TODAY'S PAPER
67° Good Morning
67° Good Morning
NewsHealthCoronavirus

Long Island ham radio operators to honor coronavirus pandemic heroes in May

Local operators from the Great South Bay Amateur Radio Club (GSBARC) will take part in a monthlong event, from May 1-31, to honor the men and women on the front lines of the COVID-19 pandemic. Credit: Peter Portanova

K2H/SUF. CQ, CQ, CQ. Calling CQ DX.

Amateur radio operator from New York, Suffolk County, asking who's out there on the airwaves, even on another continent? We're planning a special event.

To honor the new generation of coronavirus pandemic heroes, local operators from the Great South Bay Amateur Radio Club (GSBARC) will look to one of the oldest forms of electronic social networking available to link folks in the time of social distancing: ham radio.

Their monthlong event, which will run 24 hours a day from May 1-31, will see FCC-licensed ham radio operators, hams for short, from each of the state's 62 counties operate their stations under the special event call sign K2H to reach out to other operators around the globe.

Operations will be on all bands and available modes, with GSBARC gathering logs from the specially designated K2H operators ["H" usually is called as "HOTEL," in this case it'll be denoted as "HEROES"] and offering certificates of appreciation for download.

HEROES stands for those now on the front lines: doctors, nurses, mortuary workers, first responders, truck drivers, service staff, food service personnel. 

Interested hams should contact k2hheroes@gmail.com for sign-up details.

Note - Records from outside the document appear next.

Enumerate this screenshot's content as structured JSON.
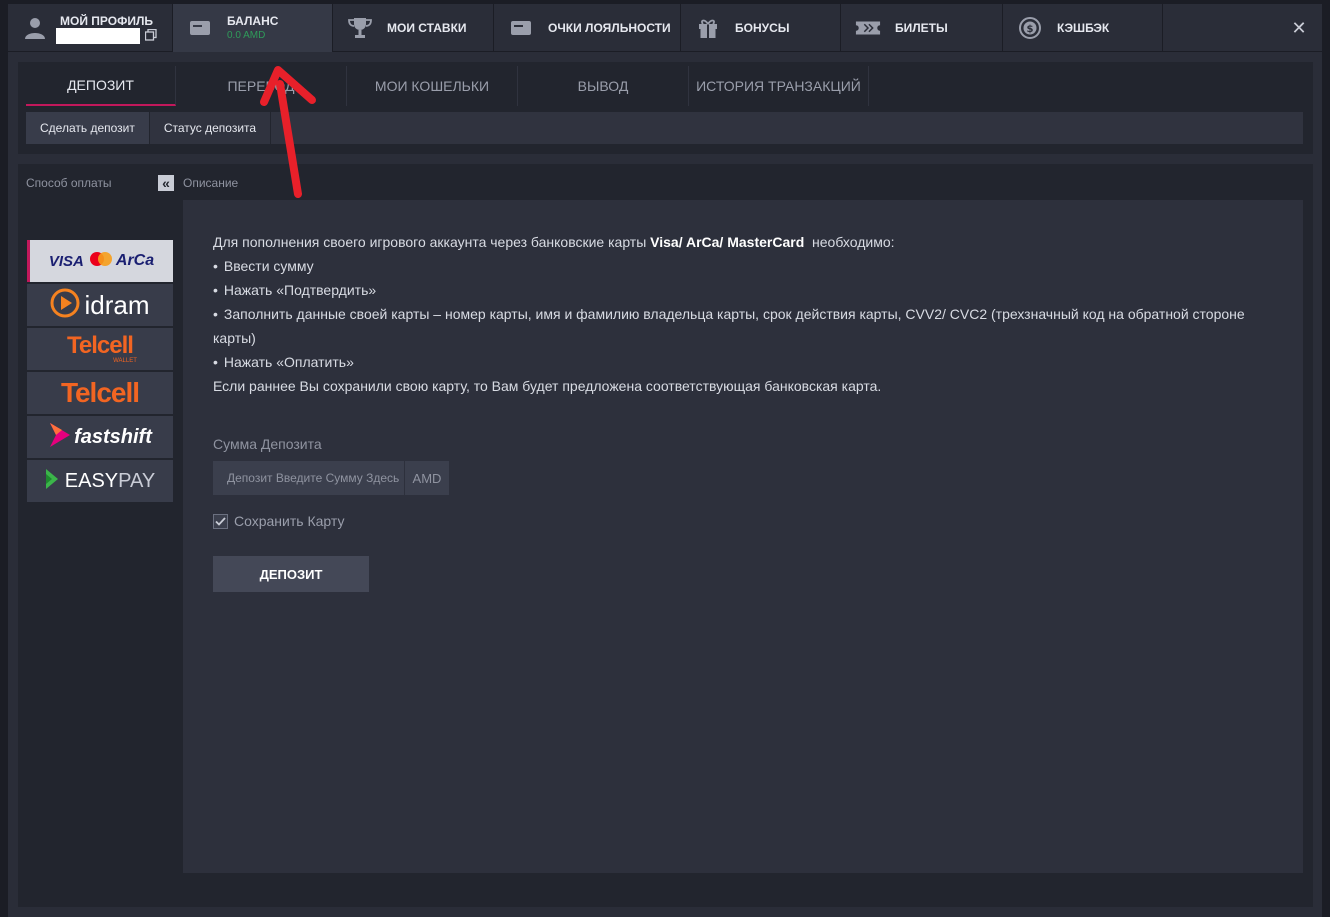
{
  "nav": {
    "profile_label": "Мой профиль",
    "balance_label": "Баланс",
    "balance_amount": "0.0 AMD",
    "bets_label": "Мои ставки",
    "loyalty_label": "Очки лояльности",
    "bonuses_label": "Бонусы",
    "tickets_label": "Билеты",
    "cashback_label": "Кэшбэк",
    "close_label": "✕"
  },
  "tabs": [
    "Депозит",
    "Перевод",
    "Мои кошельки",
    "Вывод",
    "История транзакций"
  ],
  "subtabs": [
    "Сделать депозит",
    "Статус депозита"
  ],
  "sidebar": {
    "title": "Способ оплаты",
    "collapse_label": "«",
    "methods": [
      {
        "name": "visa-arca",
        "logo_left": "VISA",
        "logo_right": "ArCa"
      },
      {
        "name": "idram",
        "logo": "idram"
      },
      {
        "name": "telcell-wallet",
        "logo": "Telcell",
        "sub": "WALLET"
      },
      {
        "name": "telcell",
        "logo": "Telcell"
      },
      {
        "name": "fastshift",
        "logo": "fastshift"
      },
      {
        "name": "easypay",
        "logo_left": "EASY",
        "logo_right": "PAY"
      }
    ]
  },
  "description": {
    "title": "Описание",
    "intro_pre": "Для пополнения своего игрового аккаунта через банковские карты ",
    "intro_bold": "Visa/ ArCa/ MasterCard",
    "intro_post": "  необходимо:",
    "steps": [
      "Ввести сумму",
      "Нажать «Подтвердить»",
      "Заполнить данные своей карты – номер карты, имя и фамилию владельца карты, срок действия карты, CVV2/ CVC2 (трехзначный код на обратной стороне карты)",
      "Нажать «Оплатить»"
    ],
    "footer": "Если раннее Вы сохранили свою карту, то Вам будет предложена соответствующая банковская карта."
  },
  "form": {
    "amount_label": "Сумма Депозита",
    "amount_placeholder": "Депозит Введите Сумму Здесь",
    "currency": "AMD",
    "save_card_label": "Сохранить Карту",
    "save_card_checked": true,
    "submit_label": "Депозит"
  },
  "colors": {
    "accent": "#c2185b",
    "annotation_arrow": "#e8202a",
    "balance_green": "#2f9b5a"
  }
}
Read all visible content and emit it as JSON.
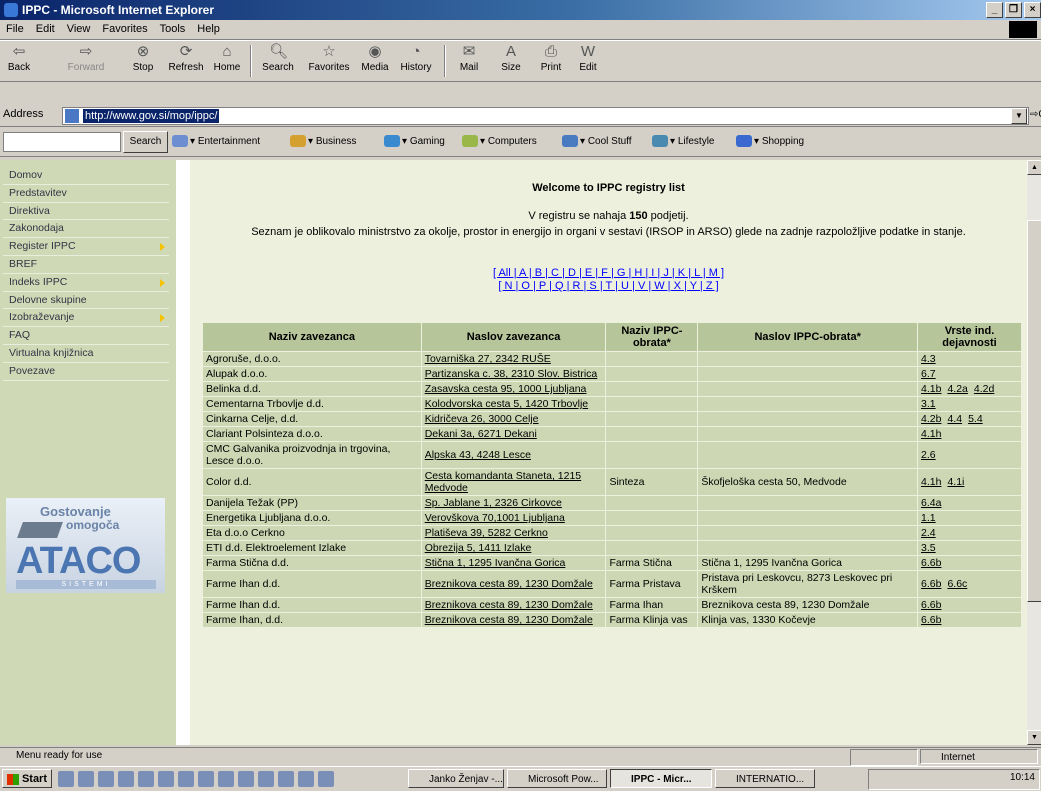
{
  "window": {
    "title": "IPPC - Microsoft Internet Explorer"
  },
  "menu": [
    "File",
    "Edit",
    "View",
    "Favorites",
    "Tools",
    "Help"
  ],
  "toolbar": {
    "back": "Back",
    "forward": "Forward",
    "stop": "Stop",
    "refresh": "Refresh",
    "home": "Home",
    "search": "Search",
    "favorites": "Favorites",
    "media": "Media",
    "history": "History",
    "mail": "Mail",
    "size": "Size",
    "print": "Print",
    "edit": "Edit"
  },
  "address": {
    "label": "Address",
    "url": "http://www.gov.si/mop/ippc/",
    "go": "Go"
  },
  "searchbar": {
    "button": "Search",
    "channels": [
      "Entertainment",
      "Business",
      "Gaming",
      "Computers",
      "Cool Stuff",
      "Lifestyle",
      "Shopping"
    ]
  },
  "sidebar": {
    "items": [
      "Domov",
      "Predstavitev",
      "Direktiva",
      "Zakonodaja",
      "Register IPPC",
      "BREF",
      "Indeks IPPC",
      "Delovne skupine",
      "Izobraževanje",
      "FAQ",
      "Virtualna knjižnica",
      "Povezave"
    ],
    "logo": {
      "line1": "Gostovanje",
      "line2": "omogoča",
      "brand": "ATACO",
      "sub": "SISTEMI"
    }
  },
  "main": {
    "welcome": "Welcome to IPPC registry list",
    "count_pre": "V registru se nahaja ",
    "count_num": "150",
    "count_post": " podjetij.",
    "desc": "Seznam je oblikovalo ministrstvo za okolje, prostor in energijo in organi v sestavi (IRSOP in ARSO) glede na zadnje razpoložljive podatke in stanje.",
    "alpha1": "[ All | A | B | C | D | E | F | G | H | I | J | K | L | M ]",
    "alpha2": "[ N | O | P | Q | R | S | T | U | V | W | X | Y | Z ]"
  },
  "table": {
    "headers": [
      "Naziv zavezanca",
      "Naslov zavezanca",
      "Naziv IPPC-obrata*",
      "Naslov IPPC-obrata*",
      "Vrste ind. dejavnosti"
    ],
    "rows": [
      {
        "name": "Agroruše, d.o.o.",
        "address": "Tovarniška 27, 2342 RUŠE",
        "plant": "",
        "plant_address": "",
        "codes": "4.3"
      },
      {
        "name": "Alupak d.o.o.",
        "address": "Partizanska c. 38, 2310 Slov. Bistrica",
        "plant": "",
        "plant_address": "",
        "codes": "6.7"
      },
      {
        "name": "Belinka d.d.",
        "address": "Zasavska cesta 95, 1000 Ljubljana",
        "plant": "",
        "plant_address": "",
        "codes": "4.1b 4.2a 4.2d"
      },
      {
        "name": "Cementarna Trbovlje d.d.",
        "address": "Kolodvorska cesta 5, 1420 Trbovlje",
        "plant": "",
        "plant_address": "",
        "codes": "3.1"
      },
      {
        "name": "Cinkarna Celje, d.d.",
        "address": "Kidričeva 26, 3000 Celje",
        "plant": "",
        "plant_address": "",
        "codes": "4.2b 4.4 5.4"
      },
      {
        "name": "Clariant Polsinteza d.o.o.",
        "address": "Dekani 3a, 6271 Dekani",
        "plant": "",
        "plant_address": "",
        "codes": "4.1h"
      },
      {
        "name": "CMC Galvanika proizvodnja in trgovina, Lesce d.o.o.",
        "address": "Alpska 43, 4248 Lesce",
        "plant": "",
        "plant_address": "",
        "codes": "2.6"
      },
      {
        "name": "Color d.d.",
        "address": "Cesta komandanta Staneta, 1215 Medvode",
        "plant": "Sinteza",
        "plant_address": "Škofjeloška cesta 50, Medvode",
        "codes": "4.1h 4.1i"
      },
      {
        "name": "Danijela Težak (PP)",
        "address": "Sp. Jablane 1, 2326 Cirkovce",
        "plant": "",
        "plant_address": "",
        "codes": "6.4a"
      },
      {
        "name": "Energetika Ljubljana d.o.o.",
        "address": "Verovškova 70,1001 Ljubljana",
        "plant": "",
        "plant_address": "",
        "codes": "1.1"
      },
      {
        "name": "Eta d.o.o Cerkno",
        "address": "Platiševa 39, 5282 Cerkno",
        "plant": "",
        "plant_address": "",
        "codes": "2.4"
      },
      {
        "name": "ETI d.d. Elektroelement Izlake",
        "address": "Obrezija 5, 1411 Izlake",
        "plant": "",
        "plant_address": "",
        "codes": "3.5"
      },
      {
        "name": "Farma Stična d.d.",
        "address": "Stična 1, 1295 Ivančna Gorica",
        "plant": "Farma Stična",
        "plant_address": "Stična 1, 1295 Ivančna Gorica",
        "codes": "6.6b"
      },
      {
        "name": "Farme Ihan d.d.",
        "address": "Breznikova cesta 89, 1230 Domžale",
        "plant": "Farma Pristava",
        "plant_address": "Pristava pri Leskovcu, 8273 Leskovec pri Krškem",
        "codes": "6.6b 6.6c"
      },
      {
        "name": "Farme Ihan d.d.",
        "address": "Breznikova cesta 89, 1230 Domžale",
        "plant": "Farma Ihan",
        "plant_address": "Breznikova cesta 89, 1230 Domžale",
        "codes": "6.6b"
      },
      {
        "name": "Farme Ihan, d.d.",
        "address": "Breznikova cesta 89, 1230 Domžale",
        "plant": "Farma Klinja vas",
        "plant_address": "Klinja vas, 1330 Kočevje",
        "codes": "6.6b"
      }
    ]
  },
  "status": {
    "message": "Menu ready for use",
    "zone": "Internet"
  },
  "taskbar": {
    "start": "Start",
    "tasks": [
      "Janko Ženjav -...",
      "Microsoft Pow...",
      "IPPC - Micr...",
      "INTERNATIO..."
    ],
    "clock": "10:14"
  }
}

Club member and event organizer Lou Maggio, 71, of Islip Terrace, said the idea was to remind hams and those they reach that "every contact is a thank you to a hero" who has put their life on the line in a time of crisis.

A note to our community:

As a public service, this article is available for all. Newsday readers support our strong local journalism by subscribing.  Please show you value this important work by becoming a subscriber now.

SUBSCRIBE

Cancel anytime

"We got this idea about three weeks ago," Maggio, NO2C, said on Tuesday. "We were sitting around and we see all these stories of people driving by places, honking their horns to show thanks, and we said, 'How can ham operators, who have this ability to communicate all over the county, all over the state, all over the world, do something to honor these heroes too?' We came up with this."

Ham radio created what, in reality, was the first "internet" slang. Except that the "internet" is the airwaves and the slang often dates back to the turn of the 20th century.

CQ means seeking contacts. "Work" means to make that contact and talk. DX means they're talking to contacts — working them — from very far away, maybe from another continent.

Hams do all this by bouncing radio waves off the atmosphere, the ionosphere, though in some cases they also use a network of ham-specific satellites orbiting the Earth. Many, operator Frank Garofalo, 64, of Massapequa Park said, are as small as a pound or two.

Garofalo, WA2NDV, on Tuesday hooked into a satellite about 330 miles above the Earth whose transmission window lasted just 11 minutes but reached from the Great Lakes to somewhere in the Atlantic, from South America to Nova Scotia.

"Ham radio was social networking before we knew what that even was," Garofalo said.

In fact, Maggio said, when other forms of communication go down in times of catastrophe, often it's only amateur or ham radio communication that works.

That's why hams are enlisted by agencies like the Red Cross when disaster strikes.

It also enables folks quarantined around the world by the current pandemic to reach out and talk to each other.

Peter M. Portanova, 52, of Northport — whose streams can be found on YouTube, Twitch and Facebook — said that in recent weeks he had worked contacts in Russia, Ukraine and Afghanistan, among other places.

Portanova, W2JV, said: "I was speaking recently to an individual in Finland and he spoke about one of his family members coming down with the symptoms for COVID and said he was able to get the help he needed through a local amateur radio repeater [someone who forwards messages], and so he was able to help save his affected family member. It's things like that."

It's estimated that there are thousands of hams on Long Island, many belonging to clubs, among the 750,000 amateur operators in the United States and 3 million worldwide.

"When they hear our call 2," Portanova said, noting the 2 stands for the zone, in this case the New York-New Jersey metro region, "well … people know New York is the epicenter of this pandemic. You can just tell that people you work know that."

Those participating in the event are being asked to log all their contacts in May to a special site, and then they will be able to download certificates to commemorate their participation. Certificates are a part of the ham culture too, sort of like stamps in a passport.

Maggio noted that one of the certificates already had been posted by grateful medical staff on a bulletin board at NYU Winthrop Hospital in Mineola.

As a ham might note: FB. 73. That'd be "Fine Business. Best Regards."

Or, on a more personal note, 88. "Hugs and kisses." Out.

A note to our community:

As a public service, this article is available for all. Newsday readers support our strong local journalism by subscribing.  Please show you value this important work by becoming a subscriber now.

SUBSCRIBE

Cancel anytime

Health